Wikibooks: How to Write a Screenplay  - Learning and Teaching Materials
Wiktionary: Screenplay  - explanations of meanings, word origins, synonyms, translations

Individual evidence

  1. ^ Theo Bender, Katja Bruns, Carsten Schneider: Script in the Lexicon of Film Terms of the University of Kiel . Retrieved February 8, 2016.
  2. Commercial legal protection and copyright. No. 7, June 1915, p. 145.
  3. About: Burkhard Driest: Poetics of the film drama for screenwriters. Zweiausendeins, Frankfurt am Main 2001, ISBN 3-86150-393-X .
  4. a b c d e f g script in the student dictionary. Retrieved February 6, 2016.

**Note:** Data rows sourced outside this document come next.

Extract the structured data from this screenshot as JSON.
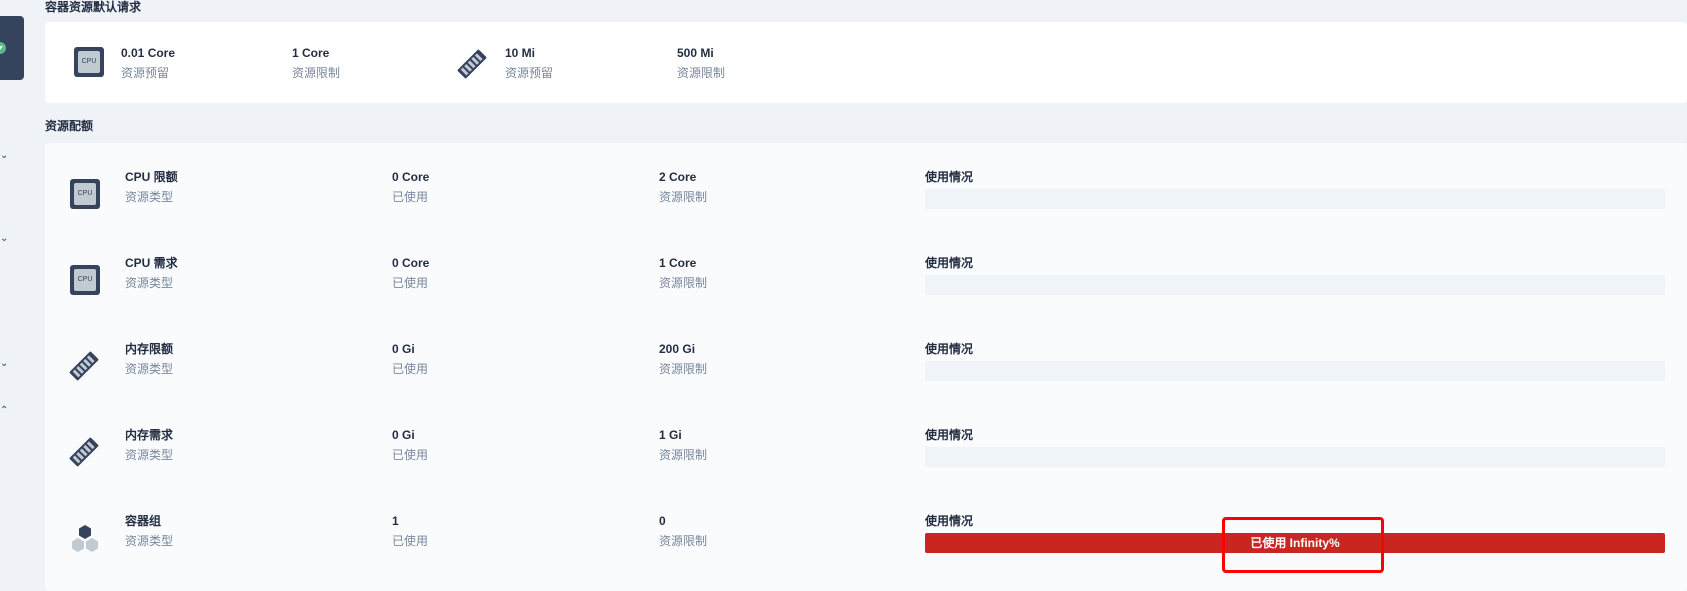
{
  "sidebar": {
    "toggle_icon": "chevron-down-circle-icon",
    "chevrons": [
      "chevron-down-icon",
      "chevron-down-icon",
      "chevron-down-icon",
      "chevron-up-icon"
    ]
  },
  "defaults": {
    "title": "容器资源默认请求",
    "items": [
      {
        "value": "0.01 Core",
        "label": "资源预留",
        "icon": "cpu-icon"
      },
      {
        "value": "1 Core",
        "label": "资源限制"
      },
      {
        "value": "10 Mi",
        "label": "资源预留",
        "icon": "memory-icon"
      },
      {
        "value": "500 Mi",
        "label": "资源限制"
      }
    ]
  },
  "quota": {
    "title": "资源配额",
    "rows": [
      {
        "name": "CPU 限额",
        "type_label": "资源类型",
        "used": "0 Core",
        "used_label": "已使用",
        "limit": "2 Core",
        "limit_label": "资源限制",
        "usage_label": "使用情况",
        "icon": "cpu-icon",
        "usage_fraction": 0
      },
      {
        "name": "CPU 需求",
        "type_label": "资源类型",
        "used": "0 Core",
        "used_label": "已使用",
        "limit": "1 Core",
        "limit_label": "资源限制",
        "usage_label": "使用情况",
        "icon": "cpu-icon",
        "usage_fraction": 0
      },
      {
        "name": "内存限额",
        "type_label": "资源类型",
        "used": "0 Gi",
        "used_label": "已使用",
        "limit": "200 Gi",
        "limit_label": "资源限制",
        "usage_label": "使用情况",
        "icon": "memory-icon",
        "usage_fraction": 0
      },
      {
        "name": "内存需求",
        "type_label": "资源类型",
        "used": "0 Gi",
        "used_label": "已使用",
        "limit": "1 Gi",
        "limit_label": "资源限制",
        "usage_label": "使用情况",
        "icon": "memory-icon",
        "usage_fraction": 0
      },
      {
        "name": "容器组",
        "type_label": "资源类型",
        "used": "1",
        "used_label": "已使用",
        "limit": "0",
        "limit_label": "资源限制",
        "usage_label": "使用情况",
        "icon": "pod-icon",
        "usage_fraction": 1,
        "usage_text": "已使用 Infinity%"
      }
    ]
  },
  "colors": {
    "background": "#eff3f7",
    "card": "#ffffff",
    "primary_text": "#242e42",
    "secondary_text": "#79879c",
    "danger": "#ca2621",
    "highlight_box": "#ff0000"
  }
}
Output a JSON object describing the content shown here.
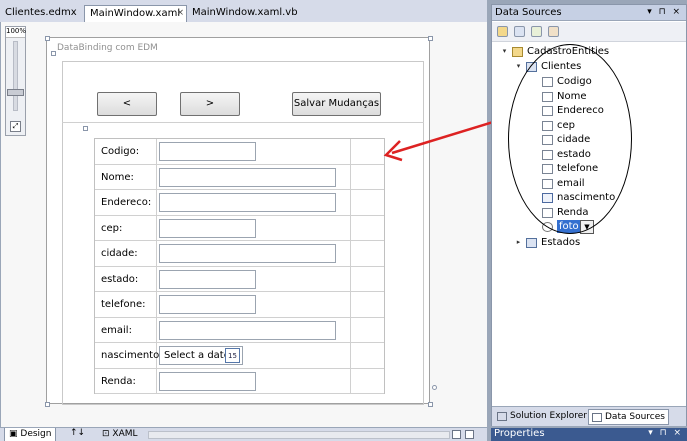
{
  "doc_tabs": [
    {
      "label": "Clientes.edmx"
    },
    {
      "label": "MainWindow.xaml",
      "active": true
    },
    {
      "label": "MainWindow.xaml.vb"
    }
  ],
  "close_glyph": "×",
  "zoom": {
    "label": "100%"
  },
  "window": {
    "title": "DataBinding com EDM"
  },
  "nav_buttons": {
    "prev_label": "<",
    "next_label": ">",
    "save_label": "Salvar Mudanças"
  },
  "form": {
    "fields": [
      {
        "label": "Codigo:",
        "kind": "short"
      },
      {
        "label": "Nome:",
        "kind": "long"
      },
      {
        "label": "Endereco:",
        "kind": "long"
      },
      {
        "label": "cep:",
        "kind": "short"
      },
      {
        "label": "cidade:",
        "kind": "long"
      },
      {
        "label": "estado:",
        "kind": "short"
      },
      {
        "label": "telefone:",
        "kind": "short"
      },
      {
        "label": "email:",
        "kind": "long"
      },
      {
        "label": "nascimento:",
        "kind": "date"
      },
      {
        "label": "Renda:",
        "kind": "short"
      }
    ],
    "date_placeholder": "Select a date",
    "calendar_day": "15"
  },
  "bottom_bar": {
    "design_tab": "Design",
    "swap_glyph": "↑↓",
    "xaml_tab": "XAML"
  },
  "data_sources": {
    "title": "Data Sources",
    "header_icons": "▾ ⊓ ×",
    "tree": {
      "root": "CadastroEntities",
      "table": "Clientes",
      "fields": [
        {
          "label": "Codigo",
          "icon": "field"
        },
        {
          "label": "Nome",
          "icon": "field"
        },
        {
          "label": "Endereco",
          "icon": "field"
        },
        {
          "label": "cep",
          "icon": "field"
        },
        {
          "label": "cidade",
          "icon": "field"
        },
        {
          "label": "estado",
          "icon": "field"
        },
        {
          "label": "telefone",
          "icon": "field"
        },
        {
          "label": "email",
          "icon": "field"
        },
        {
          "label": "nascimento",
          "icon": "calendar"
        },
        {
          "label": "Renda",
          "icon": "field"
        },
        {
          "label": "foto",
          "icon": "blocked",
          "selected": true
        }
      ],
      "sibling_table": "Estados"
    },
    "panel_tabs": [
      {
        "label": "Solution Explorer"
      },
      {
        "label": "Data Sources",
        "active": true
      }
    ]
  },
  "properties": {
    "title": "Properties",
    "header_icons": "▾ ⊓ ×"
  },
  "colors": {
    "annotation_arrow": "#dd2222",
    "selection": "#3470d0"
  }
}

  5. a b c d e screenplay on 24 - the knowledge portal of the German Film Academy . Retrieved February 6, 2015.
  6. a b c d Screenplay in the Encyclopædia Britannica . Retrieved February 6, 2016.
  7. a b c d e f Script in the Lexicon of Film Terms of the University of Kiel. Retrieved February 8, 2016.
  8. ^ Ansgar Schlichter, Carsten Schneider: Original screenplay in the Lexicon of Film Terms of the University of Kiel. Retrieved February 8, 2016.
  9. For example Paul Schrader : Taxi Driver . Faber and Faber Limited, Sight & Sound , London 1990, ISBN 0-571-20215-2 .
  10. Production's “dubious advantage”: Lesescenarios, closet drama, and the (screen) writer's riposte on . Retrieved February 6, 2015.
  11. ^ Mirko Gemmel: Scripts as literary form at . Retrieved February 9, 2016.
  12. a b c d e f Ansgar Schlichter, Herbert Birett : Screenplay: Early days in the lexicon of film terms at the University of Kiel. Retrieved February 8, 2016.
  13. a b c d e f g h Claus Tieber : Screenplay: Early History (USA) in the Lexicon of Film Terms of the University of Kiel. Retrieved February 8, 2016.
  14. Claus Tieber: Scenario in the Lexicon of Film Terms of the University of Kiel. Retrieved February 8, 2016.
  15. ^ Claus Tieber: Passion play: script history in the dictionary of film terms of the University of Kiel. Retrieved February 8, 2016.
  16. Claus Tieber: Screenplay: Pragmatics in the Lexicon of Film Terms of the University of Kiel. Retrieved February 8, 2016.
  17. Screenwriter ( memento from April 28, 2014 in the Internet Archive ) in the glossary of the German Film Academy (archived). Retrieved February 6, 2016.
  18. a b James zu Hüningen: Screenplay: preliminary stages in the dictionary of film terms of the University of Kiel. Retrieved February 8, 2016.
  19. ^ Heinz-Hermann Meier: Treatment in the Lexicon of Film Terms of the University of Kiel. Retrieved February 8, 2016.
  20. ^ Claus Tieber: Script conference in the Lexicon of Film Terms of the University of Kiel. Retrieved February 8, 2016.
  21. ^ Claus Tieber: shooting script in the lexicon of film terms at the University of Kiel. Retrieved February 8, 2016.
  22. Ansgar Schlichter: Rotary support in the lexicon of film terms the University of Kiel. Retrieved February 8, 2016.
  23. What does a script look like? ( Memento of the original from February 17, 2016 in the Internet Archive ) Info: The archive link was inserted automatically and has not yet been checked. Please check the original and archive link according to the instructions and then remove this notice. in the FAQ of the Association of German Scriptwriters . Retrieved February 8, 2016.  @1@ 2Template: Webachiv / IABot /
  24. Urs Bühler: Screenplay formatting, instructions for standard formatting thanks to which 1 screenplay page corresponds to 1 minute of film. In: May 1, 2016, accessed April 27, 2018 .
  25. >> Download >> Formatting rules. Retrieved April 27, 2018 .
  26. ^ W., Hans Jürgen Wulff : Scene in the Lexicon of Film Terms of the University of Kiel. Retrieved February 9, 2016.
  27. a b c d What a script looks like , technical text from the script workshop in Munich . Retrieved February 9, 2015.